“It was that. And there’s a lot for us to take from today and we would be grateful for that because you can’t conjure that up in internal games or challenge matches. We will pick that apart and hopefully come back a bit stronger for it.”

Dublin boss Dessie Farrell
Dublin’s Dessie Farrell during the Allianz GAA Football league Division One final at Croke Park, Dublin. Picture Mark Marlow

One other obvious downside was the late dismissal of star midfielder Brian Fenton, for reacting to a dig to his ribs from Derry sub Eunan Mulholland.

As it stands, the Raheny man will miss the Leinster opener against Meath or Longford, but Farrell said Dublin “definitely will” contest that red card, explaining:

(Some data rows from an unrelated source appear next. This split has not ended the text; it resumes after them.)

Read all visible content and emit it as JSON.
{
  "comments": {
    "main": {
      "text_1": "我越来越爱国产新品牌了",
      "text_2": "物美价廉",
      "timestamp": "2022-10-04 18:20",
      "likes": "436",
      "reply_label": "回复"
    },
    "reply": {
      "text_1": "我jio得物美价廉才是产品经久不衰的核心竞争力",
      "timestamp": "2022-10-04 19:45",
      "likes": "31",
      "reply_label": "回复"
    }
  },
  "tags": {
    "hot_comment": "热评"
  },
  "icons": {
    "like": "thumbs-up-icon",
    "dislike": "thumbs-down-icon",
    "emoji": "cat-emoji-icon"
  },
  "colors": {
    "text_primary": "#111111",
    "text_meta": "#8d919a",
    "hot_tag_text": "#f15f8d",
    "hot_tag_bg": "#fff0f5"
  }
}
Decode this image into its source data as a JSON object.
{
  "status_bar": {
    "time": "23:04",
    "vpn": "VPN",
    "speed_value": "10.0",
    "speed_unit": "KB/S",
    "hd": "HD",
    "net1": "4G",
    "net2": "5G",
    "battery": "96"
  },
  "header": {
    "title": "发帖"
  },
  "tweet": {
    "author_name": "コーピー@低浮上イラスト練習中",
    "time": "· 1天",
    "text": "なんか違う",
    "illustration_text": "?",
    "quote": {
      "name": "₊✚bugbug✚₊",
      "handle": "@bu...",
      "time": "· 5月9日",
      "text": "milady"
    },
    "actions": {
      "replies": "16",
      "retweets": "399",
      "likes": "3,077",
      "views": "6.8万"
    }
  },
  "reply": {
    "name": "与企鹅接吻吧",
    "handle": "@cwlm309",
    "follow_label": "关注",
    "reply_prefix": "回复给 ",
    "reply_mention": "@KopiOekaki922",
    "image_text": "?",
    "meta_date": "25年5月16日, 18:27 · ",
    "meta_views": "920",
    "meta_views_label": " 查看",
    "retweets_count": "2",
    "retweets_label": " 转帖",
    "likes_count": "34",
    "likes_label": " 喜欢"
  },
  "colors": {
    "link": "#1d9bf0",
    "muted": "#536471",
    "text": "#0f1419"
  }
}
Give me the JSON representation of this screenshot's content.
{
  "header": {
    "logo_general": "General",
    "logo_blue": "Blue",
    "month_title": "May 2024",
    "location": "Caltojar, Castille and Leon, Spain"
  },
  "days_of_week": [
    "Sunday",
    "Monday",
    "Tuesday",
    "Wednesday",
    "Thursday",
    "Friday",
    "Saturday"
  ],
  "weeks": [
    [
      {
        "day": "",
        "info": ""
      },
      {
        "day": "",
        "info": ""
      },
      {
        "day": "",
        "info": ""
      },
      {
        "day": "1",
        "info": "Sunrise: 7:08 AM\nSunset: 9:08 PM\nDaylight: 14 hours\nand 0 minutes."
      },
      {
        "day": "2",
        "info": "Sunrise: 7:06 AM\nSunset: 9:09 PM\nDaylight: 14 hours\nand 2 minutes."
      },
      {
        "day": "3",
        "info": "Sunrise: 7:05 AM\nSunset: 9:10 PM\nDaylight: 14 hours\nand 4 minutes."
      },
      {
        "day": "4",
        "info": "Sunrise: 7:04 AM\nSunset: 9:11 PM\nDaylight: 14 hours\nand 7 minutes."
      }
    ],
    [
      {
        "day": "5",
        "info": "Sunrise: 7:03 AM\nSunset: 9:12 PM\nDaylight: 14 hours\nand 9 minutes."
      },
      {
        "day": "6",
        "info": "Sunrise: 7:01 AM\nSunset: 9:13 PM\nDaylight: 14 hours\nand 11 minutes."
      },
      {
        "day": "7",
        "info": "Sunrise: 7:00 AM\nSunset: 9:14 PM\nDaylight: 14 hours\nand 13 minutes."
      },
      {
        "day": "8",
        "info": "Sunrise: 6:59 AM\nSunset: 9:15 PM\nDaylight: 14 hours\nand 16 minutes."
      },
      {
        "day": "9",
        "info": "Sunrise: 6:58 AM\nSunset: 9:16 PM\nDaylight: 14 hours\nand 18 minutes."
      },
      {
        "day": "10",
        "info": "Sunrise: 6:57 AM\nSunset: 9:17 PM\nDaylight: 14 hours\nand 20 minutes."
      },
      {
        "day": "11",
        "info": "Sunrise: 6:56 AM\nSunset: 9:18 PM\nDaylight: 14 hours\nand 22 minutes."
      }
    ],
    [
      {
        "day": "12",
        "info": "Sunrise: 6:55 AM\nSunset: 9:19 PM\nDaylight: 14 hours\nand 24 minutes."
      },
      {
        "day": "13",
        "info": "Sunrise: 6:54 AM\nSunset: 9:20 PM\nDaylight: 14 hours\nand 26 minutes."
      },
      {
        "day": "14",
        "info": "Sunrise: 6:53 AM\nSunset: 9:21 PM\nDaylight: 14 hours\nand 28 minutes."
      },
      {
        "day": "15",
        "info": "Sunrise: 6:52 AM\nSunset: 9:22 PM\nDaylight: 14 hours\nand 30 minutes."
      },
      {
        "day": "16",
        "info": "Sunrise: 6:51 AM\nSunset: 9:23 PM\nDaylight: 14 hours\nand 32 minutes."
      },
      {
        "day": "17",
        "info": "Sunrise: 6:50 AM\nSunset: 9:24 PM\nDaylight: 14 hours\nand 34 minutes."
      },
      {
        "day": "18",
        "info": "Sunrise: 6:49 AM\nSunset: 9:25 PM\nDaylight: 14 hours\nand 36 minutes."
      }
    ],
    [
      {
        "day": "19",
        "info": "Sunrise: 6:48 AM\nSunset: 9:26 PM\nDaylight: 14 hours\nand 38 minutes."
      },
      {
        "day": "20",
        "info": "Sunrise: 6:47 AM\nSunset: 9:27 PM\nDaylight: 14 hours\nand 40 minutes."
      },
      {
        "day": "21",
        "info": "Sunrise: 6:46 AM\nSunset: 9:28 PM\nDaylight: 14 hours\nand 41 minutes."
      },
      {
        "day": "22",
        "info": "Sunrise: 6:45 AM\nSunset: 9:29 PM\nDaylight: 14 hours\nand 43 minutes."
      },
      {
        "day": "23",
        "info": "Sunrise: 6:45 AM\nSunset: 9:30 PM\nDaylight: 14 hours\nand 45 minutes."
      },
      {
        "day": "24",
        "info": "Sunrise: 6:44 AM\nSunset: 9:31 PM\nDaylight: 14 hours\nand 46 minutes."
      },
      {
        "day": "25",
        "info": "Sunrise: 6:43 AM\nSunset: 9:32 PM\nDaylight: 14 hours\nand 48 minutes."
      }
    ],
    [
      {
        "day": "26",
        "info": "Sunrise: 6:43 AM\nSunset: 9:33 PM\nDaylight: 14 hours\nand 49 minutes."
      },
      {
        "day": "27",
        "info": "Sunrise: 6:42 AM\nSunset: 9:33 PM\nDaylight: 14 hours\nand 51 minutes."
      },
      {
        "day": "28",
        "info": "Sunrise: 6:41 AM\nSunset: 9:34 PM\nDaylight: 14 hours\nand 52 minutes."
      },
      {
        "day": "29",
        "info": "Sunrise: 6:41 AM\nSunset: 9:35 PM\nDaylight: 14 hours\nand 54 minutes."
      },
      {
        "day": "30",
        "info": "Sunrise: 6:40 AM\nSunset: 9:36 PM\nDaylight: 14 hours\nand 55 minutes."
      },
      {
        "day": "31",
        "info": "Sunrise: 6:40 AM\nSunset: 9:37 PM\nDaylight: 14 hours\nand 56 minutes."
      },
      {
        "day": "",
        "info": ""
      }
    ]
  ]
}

“I sort of half saw it. I would need to look at the video to be honest to see what went on. It would not be in Brian’s character. I saw him pushing a player; now that could be a sending off, I don’t know but anyway I am sure that the powers that be and our own county board will take a look at that and see what happens.”

Fenton could not participate in the penalty shoot-out, but Farrell was glad of it, despite the outcome:

“There is a bit of a lottery going on with penalties but it was a good experience for us today to be in it. There is nothing like the immersive experience: you can plan for things and theorise about things that you may see in the future but until you actually go through it, the learning is not the same.”

Being second best in the game itself will be Dublin’s main focus of review, even though their players almost saved themselves:

“Yeah, the lads showed great character because we were flat at times today, for whatever reason. That energy and drive wasn’t there that we would have hoped.

“It looked at stages that Derry could pull away but we were able to hang on in there and the lads showed great character…

“But we would be disappointed with goal chances coughed up, kickouts conceded today. There’s loads to work on and we knew that to be fair – that that was the case and it’s great to actually see it, front and centre there today.

“We can take this game, look at the performance and really analyse it that we can learn a lot from it.”